> **YOUR ASSIGNMENT**
Exact copies of the lines from the line containing "Output a JSON" through the last line of the entries below are the whole answer.

> **EXTRACTED DATA**

*** Block opens ***

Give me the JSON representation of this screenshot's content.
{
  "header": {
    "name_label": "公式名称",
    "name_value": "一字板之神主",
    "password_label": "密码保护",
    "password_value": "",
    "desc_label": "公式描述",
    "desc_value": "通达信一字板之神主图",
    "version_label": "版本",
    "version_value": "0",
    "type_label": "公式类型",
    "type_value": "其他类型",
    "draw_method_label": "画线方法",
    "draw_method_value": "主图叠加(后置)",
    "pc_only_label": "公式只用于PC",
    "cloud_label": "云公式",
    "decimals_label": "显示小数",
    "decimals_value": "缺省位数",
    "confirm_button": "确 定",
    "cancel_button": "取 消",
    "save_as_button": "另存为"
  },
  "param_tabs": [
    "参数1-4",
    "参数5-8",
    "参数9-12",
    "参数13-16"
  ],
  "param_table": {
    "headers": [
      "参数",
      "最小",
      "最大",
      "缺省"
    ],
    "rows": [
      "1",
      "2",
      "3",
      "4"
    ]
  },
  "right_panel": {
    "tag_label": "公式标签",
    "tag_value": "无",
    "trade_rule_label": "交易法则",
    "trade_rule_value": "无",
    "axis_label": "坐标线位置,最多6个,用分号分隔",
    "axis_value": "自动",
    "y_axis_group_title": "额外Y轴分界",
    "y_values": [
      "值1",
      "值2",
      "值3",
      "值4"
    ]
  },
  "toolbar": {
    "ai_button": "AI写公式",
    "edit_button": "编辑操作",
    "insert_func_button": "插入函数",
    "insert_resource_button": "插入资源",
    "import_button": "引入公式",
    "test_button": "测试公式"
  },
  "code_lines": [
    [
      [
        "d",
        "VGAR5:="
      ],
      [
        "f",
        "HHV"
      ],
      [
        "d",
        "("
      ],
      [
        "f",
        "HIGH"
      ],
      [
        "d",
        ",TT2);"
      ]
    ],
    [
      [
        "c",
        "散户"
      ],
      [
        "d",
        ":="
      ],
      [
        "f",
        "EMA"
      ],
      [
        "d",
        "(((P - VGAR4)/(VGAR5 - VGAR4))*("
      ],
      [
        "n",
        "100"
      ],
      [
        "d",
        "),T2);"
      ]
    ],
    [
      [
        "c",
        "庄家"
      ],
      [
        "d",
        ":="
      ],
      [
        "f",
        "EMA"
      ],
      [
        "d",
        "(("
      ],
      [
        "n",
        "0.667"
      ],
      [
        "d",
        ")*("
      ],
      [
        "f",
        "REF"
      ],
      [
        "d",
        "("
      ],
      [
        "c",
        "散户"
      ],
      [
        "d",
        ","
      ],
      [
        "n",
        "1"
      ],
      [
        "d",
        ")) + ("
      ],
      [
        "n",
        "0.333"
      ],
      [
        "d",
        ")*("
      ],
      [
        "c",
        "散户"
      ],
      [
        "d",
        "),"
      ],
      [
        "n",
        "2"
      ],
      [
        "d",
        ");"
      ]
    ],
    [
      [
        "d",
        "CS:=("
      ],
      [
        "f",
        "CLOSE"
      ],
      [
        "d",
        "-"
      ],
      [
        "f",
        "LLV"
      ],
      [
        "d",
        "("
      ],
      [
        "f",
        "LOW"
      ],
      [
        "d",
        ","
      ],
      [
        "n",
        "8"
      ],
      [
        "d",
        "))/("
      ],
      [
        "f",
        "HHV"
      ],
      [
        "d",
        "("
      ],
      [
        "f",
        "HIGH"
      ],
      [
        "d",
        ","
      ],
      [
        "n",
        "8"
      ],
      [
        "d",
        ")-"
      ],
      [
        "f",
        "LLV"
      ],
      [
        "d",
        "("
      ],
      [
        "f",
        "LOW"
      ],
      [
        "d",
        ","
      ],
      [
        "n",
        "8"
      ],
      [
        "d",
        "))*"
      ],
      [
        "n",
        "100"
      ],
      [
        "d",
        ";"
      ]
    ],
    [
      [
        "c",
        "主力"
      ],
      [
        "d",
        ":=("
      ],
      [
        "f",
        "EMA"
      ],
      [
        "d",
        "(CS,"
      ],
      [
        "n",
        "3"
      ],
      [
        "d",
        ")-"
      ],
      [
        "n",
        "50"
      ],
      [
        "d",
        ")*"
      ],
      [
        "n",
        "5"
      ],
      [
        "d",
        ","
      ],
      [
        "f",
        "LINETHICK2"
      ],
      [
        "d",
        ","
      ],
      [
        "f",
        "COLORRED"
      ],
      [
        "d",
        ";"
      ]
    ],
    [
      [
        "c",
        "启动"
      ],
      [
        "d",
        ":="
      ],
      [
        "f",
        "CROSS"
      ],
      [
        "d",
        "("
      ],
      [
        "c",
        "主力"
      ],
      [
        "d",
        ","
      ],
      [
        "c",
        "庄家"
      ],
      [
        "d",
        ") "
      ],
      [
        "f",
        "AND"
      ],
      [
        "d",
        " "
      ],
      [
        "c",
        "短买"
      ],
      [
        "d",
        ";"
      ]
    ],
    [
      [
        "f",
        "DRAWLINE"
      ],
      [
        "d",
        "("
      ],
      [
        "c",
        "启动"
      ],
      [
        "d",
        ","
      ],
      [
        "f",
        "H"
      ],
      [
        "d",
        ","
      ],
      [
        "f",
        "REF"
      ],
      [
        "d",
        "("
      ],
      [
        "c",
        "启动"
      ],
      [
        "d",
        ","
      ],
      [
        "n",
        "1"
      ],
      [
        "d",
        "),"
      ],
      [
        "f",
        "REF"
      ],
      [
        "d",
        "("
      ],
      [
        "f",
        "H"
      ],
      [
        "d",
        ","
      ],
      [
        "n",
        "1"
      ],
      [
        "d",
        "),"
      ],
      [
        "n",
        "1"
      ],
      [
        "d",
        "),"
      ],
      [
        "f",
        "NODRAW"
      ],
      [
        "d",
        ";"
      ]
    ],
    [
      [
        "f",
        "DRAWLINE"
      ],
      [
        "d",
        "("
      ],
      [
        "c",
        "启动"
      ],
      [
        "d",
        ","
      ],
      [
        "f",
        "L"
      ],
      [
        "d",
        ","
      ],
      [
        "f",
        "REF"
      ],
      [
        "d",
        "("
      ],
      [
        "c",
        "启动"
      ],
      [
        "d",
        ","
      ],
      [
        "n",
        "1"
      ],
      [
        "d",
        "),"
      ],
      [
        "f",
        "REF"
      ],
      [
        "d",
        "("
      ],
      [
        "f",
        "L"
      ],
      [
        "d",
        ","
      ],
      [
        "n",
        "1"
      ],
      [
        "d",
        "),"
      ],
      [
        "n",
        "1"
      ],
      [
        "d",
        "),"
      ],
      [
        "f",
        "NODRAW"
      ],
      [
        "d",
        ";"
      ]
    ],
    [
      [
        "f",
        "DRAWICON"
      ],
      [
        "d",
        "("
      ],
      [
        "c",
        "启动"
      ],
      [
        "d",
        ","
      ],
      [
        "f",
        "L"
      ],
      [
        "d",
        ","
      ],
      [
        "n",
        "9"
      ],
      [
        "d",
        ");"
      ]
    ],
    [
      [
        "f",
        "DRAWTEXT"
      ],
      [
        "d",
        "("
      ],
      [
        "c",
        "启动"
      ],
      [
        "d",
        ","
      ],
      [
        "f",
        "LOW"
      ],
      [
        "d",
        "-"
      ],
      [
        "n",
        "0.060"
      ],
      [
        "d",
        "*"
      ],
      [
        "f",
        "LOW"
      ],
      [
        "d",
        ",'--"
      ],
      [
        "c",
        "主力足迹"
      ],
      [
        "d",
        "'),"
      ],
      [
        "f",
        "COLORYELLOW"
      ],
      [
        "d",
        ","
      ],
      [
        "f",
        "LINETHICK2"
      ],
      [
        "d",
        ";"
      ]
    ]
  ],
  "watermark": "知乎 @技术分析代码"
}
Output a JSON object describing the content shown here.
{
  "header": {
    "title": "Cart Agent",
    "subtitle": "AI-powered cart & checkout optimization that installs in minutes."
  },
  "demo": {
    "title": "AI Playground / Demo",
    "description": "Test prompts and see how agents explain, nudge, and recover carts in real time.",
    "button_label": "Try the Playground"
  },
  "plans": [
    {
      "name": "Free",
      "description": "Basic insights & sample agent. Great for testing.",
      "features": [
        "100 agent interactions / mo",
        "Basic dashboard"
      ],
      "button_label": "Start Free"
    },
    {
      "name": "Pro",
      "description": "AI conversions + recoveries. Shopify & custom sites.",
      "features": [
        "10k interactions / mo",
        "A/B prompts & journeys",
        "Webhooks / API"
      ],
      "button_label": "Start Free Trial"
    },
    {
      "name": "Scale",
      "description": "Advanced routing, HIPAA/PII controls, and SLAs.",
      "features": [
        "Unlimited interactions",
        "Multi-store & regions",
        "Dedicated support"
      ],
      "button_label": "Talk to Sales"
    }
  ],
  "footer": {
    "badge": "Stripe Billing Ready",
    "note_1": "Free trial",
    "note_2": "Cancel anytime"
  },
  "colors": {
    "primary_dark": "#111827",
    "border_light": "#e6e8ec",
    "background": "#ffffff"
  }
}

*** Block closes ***

> **REPLY TO THE EXERCISE**
Output a JSON object describing the content shown here.
{
  "header": {
    "title": "Cart Agent",
    "subtitle": "AI-powered cart & checkout optimization that installs in minutes."
  },
  "demo": {
    "title": "AI Playground / Demo",
    "description": "Test prompts and see how agents explain, nudge, and recover carts in real time.",
    "button_label": "Try the Playground"
  },
  "plans": [
    {
      "name": "Free",
      "description": "Basic insights & sample agent. Great for testing.",
      "features": [
        "100 agent interactions / mo",
        "Basic dashboard"
      ],
      "button_label": "Start Free"
    },
    {
      "name": "Pro",
      "description": "AI conversions + recoveries. Shopify & custom sites.",
      "features": [
        "10k interactions / mo",
        "A/B prompts & journeys",
        "Webhooks / API"
      ],
      "button_label": "Start Free Trial"
    },
    {
      "name": "Scale",
      "description": "Advanced routing, HIPAA/PII controls, and SLAs.",
      "features": [
        "Unlimited interactions",
        "Multi-store & regions",
        "Dedicated support"
      ],
      "button_label": "Talk to Sales"
    }
  ],
  "footer": {
    "badge": "Stripe Billing Ready",
    "note_1": "Free trial",
    "note_2": "Cancel anytime"
  },
  "colors": {
    "primary_dark": "#111827",
    "border_light": "#e6e8ec",
    "background": "#ffffff"
  }
}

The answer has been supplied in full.